● EXERCISE OBJECTIVE
Out of the listing below, copy every line that carries the string "Profile".

● DATA TO EXAMINE
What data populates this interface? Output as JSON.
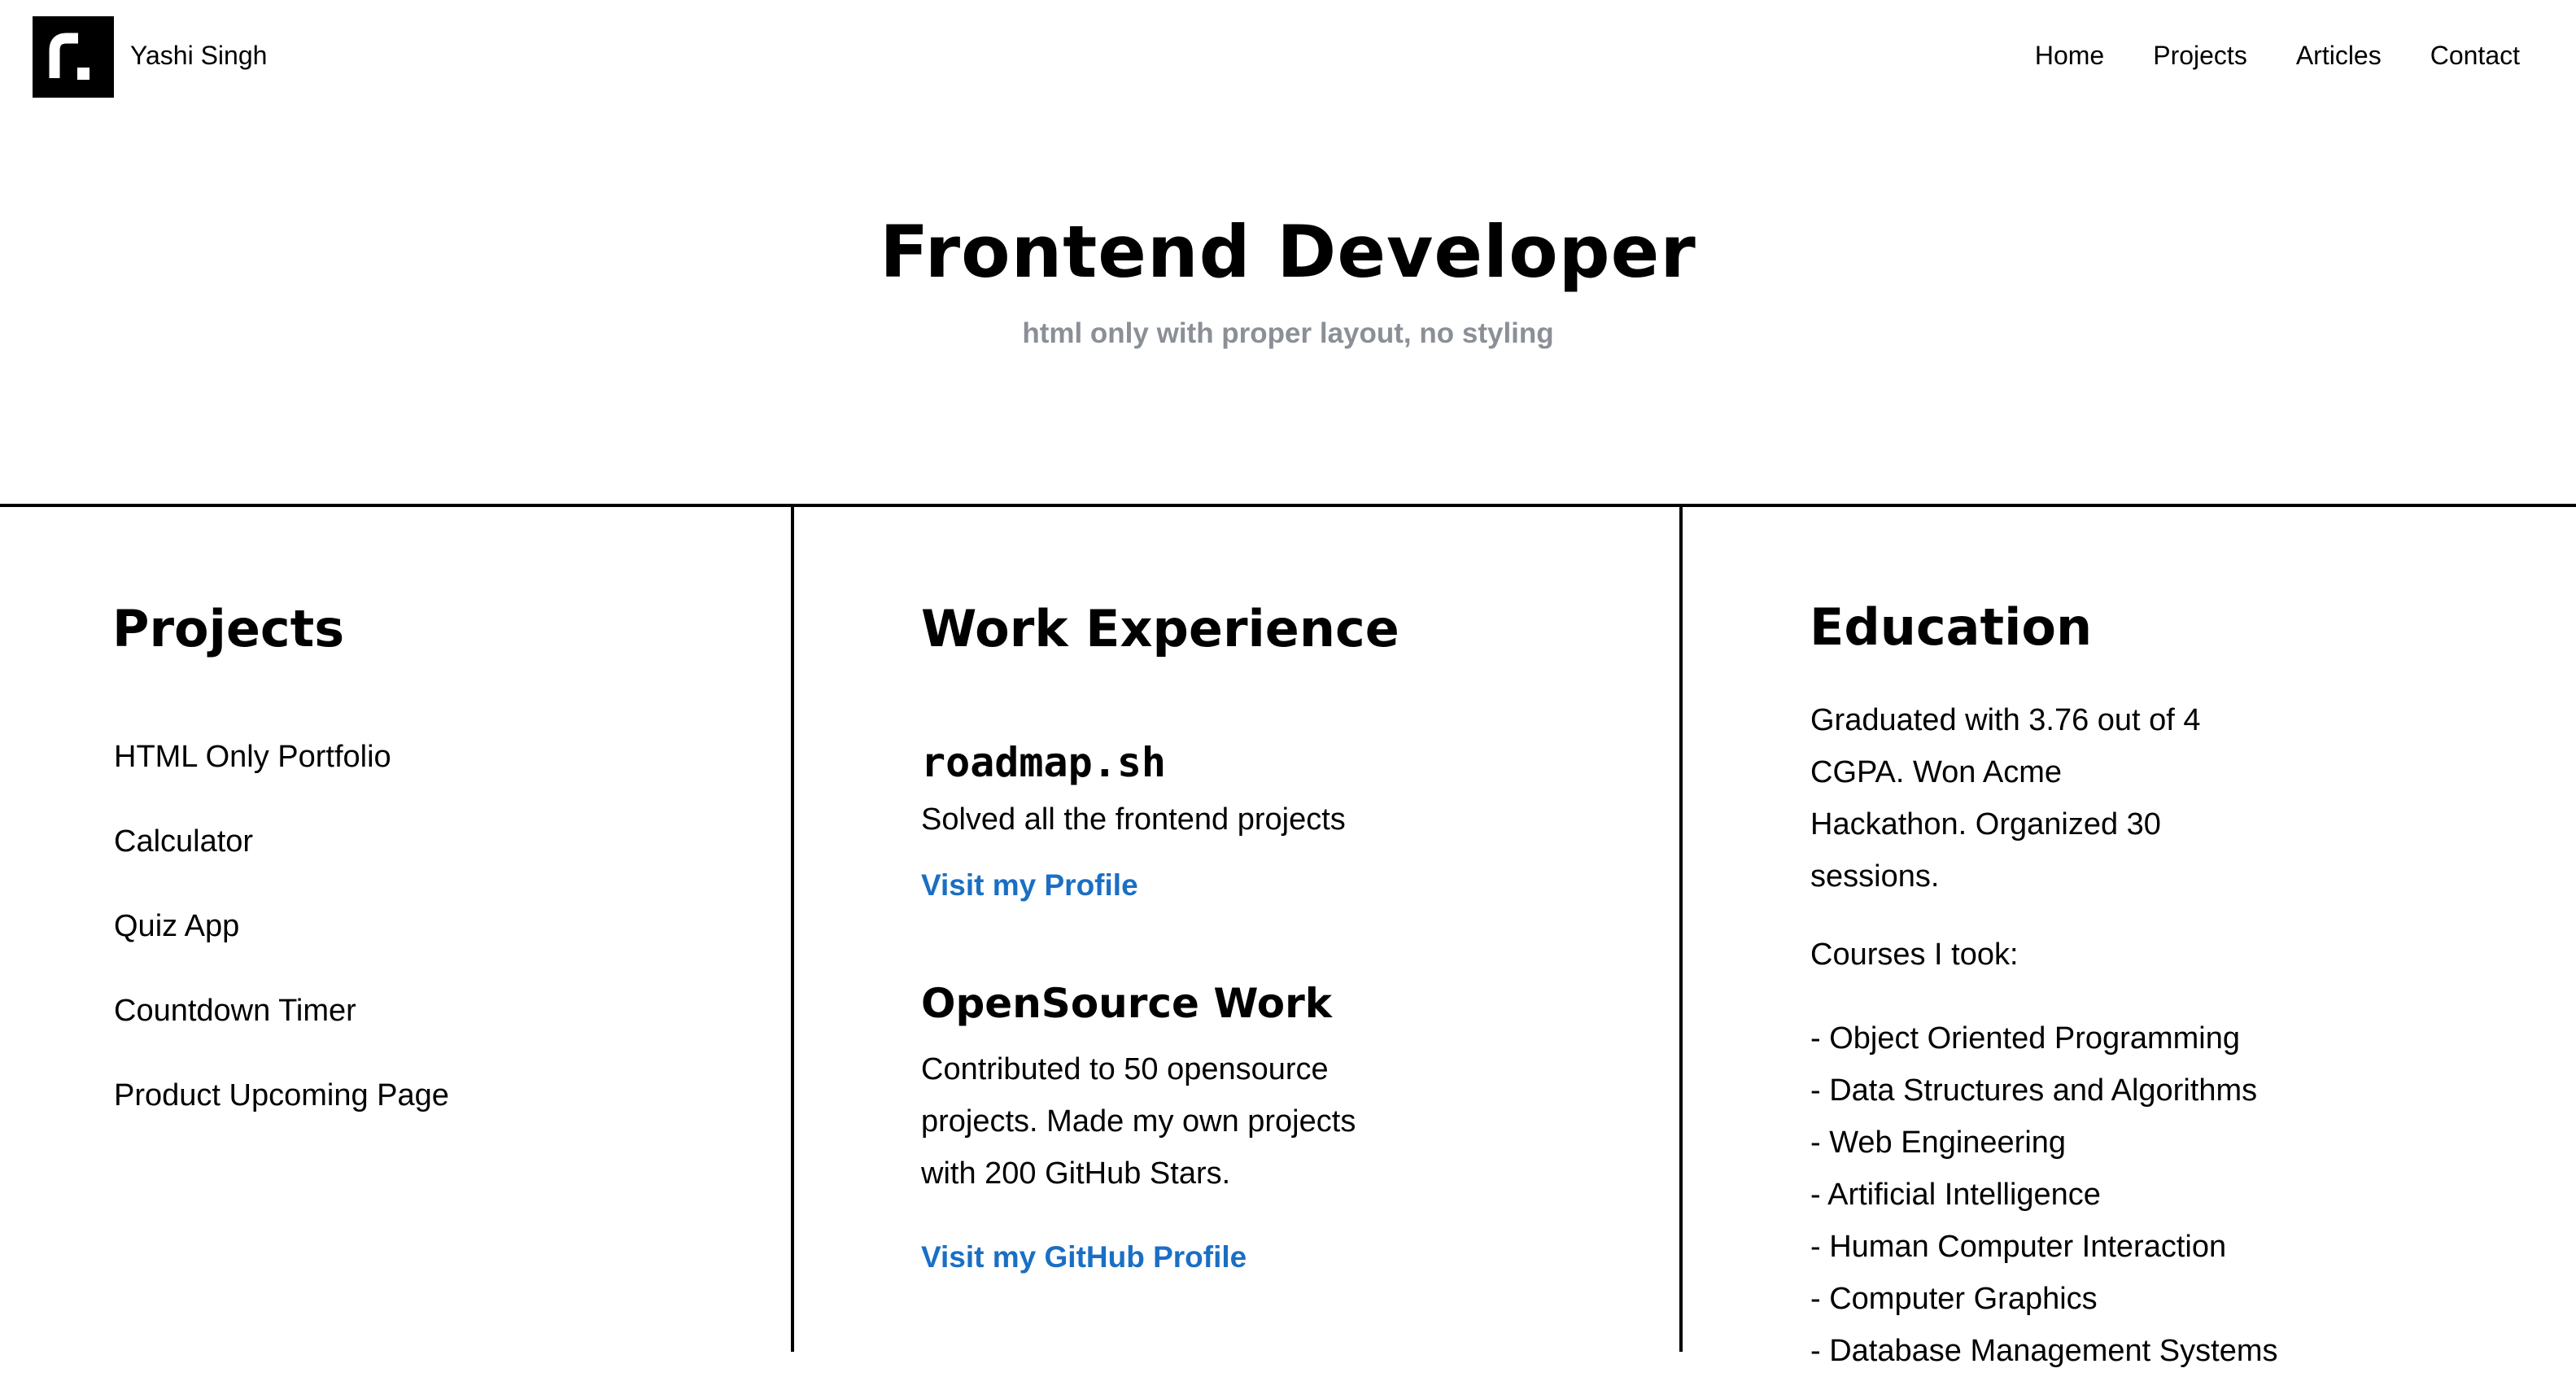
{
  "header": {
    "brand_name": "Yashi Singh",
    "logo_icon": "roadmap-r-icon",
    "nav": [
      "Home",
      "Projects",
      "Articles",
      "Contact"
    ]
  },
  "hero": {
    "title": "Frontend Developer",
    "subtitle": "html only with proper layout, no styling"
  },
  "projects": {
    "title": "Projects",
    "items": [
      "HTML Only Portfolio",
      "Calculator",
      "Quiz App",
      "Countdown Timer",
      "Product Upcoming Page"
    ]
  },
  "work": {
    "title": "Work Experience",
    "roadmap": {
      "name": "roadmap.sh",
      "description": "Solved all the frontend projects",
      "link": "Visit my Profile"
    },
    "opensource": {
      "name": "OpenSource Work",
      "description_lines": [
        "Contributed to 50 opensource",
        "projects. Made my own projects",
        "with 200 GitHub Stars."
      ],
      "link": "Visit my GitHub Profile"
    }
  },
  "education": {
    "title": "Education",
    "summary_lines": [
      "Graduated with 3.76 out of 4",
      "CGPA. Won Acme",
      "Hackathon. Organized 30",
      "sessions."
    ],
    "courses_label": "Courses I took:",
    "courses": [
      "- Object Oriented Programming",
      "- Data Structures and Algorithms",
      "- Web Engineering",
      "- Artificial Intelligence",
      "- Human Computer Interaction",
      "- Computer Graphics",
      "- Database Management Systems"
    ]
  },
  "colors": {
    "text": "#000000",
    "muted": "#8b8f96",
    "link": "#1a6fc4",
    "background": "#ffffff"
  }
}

● OUTPUT FOR THIS EXERCISE
      "link": "Visit my Profile"
      "link": "Visit my GitHub Profile"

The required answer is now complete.